### WHAT THE TASK ASKS
Which lines of the data contain the string "cancel"? Show each of them.

### PROVIDED MATERIAL
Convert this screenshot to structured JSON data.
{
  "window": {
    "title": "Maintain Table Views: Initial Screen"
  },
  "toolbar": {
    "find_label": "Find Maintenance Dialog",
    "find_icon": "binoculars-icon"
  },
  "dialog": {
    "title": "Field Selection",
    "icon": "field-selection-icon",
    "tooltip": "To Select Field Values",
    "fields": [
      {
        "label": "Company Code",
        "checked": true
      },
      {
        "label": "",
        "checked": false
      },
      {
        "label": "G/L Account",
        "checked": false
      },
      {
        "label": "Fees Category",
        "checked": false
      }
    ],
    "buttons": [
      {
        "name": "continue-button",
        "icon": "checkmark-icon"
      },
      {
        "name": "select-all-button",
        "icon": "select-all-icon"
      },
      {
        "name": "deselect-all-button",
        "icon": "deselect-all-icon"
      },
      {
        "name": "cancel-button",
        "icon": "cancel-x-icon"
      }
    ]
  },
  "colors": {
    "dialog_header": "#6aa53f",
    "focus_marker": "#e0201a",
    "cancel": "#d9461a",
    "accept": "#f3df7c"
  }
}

### FINAL ANSWER
        "name": "cancel-button",
        "icon": "cancel-x-icon"
    "cancel": "#d9461a",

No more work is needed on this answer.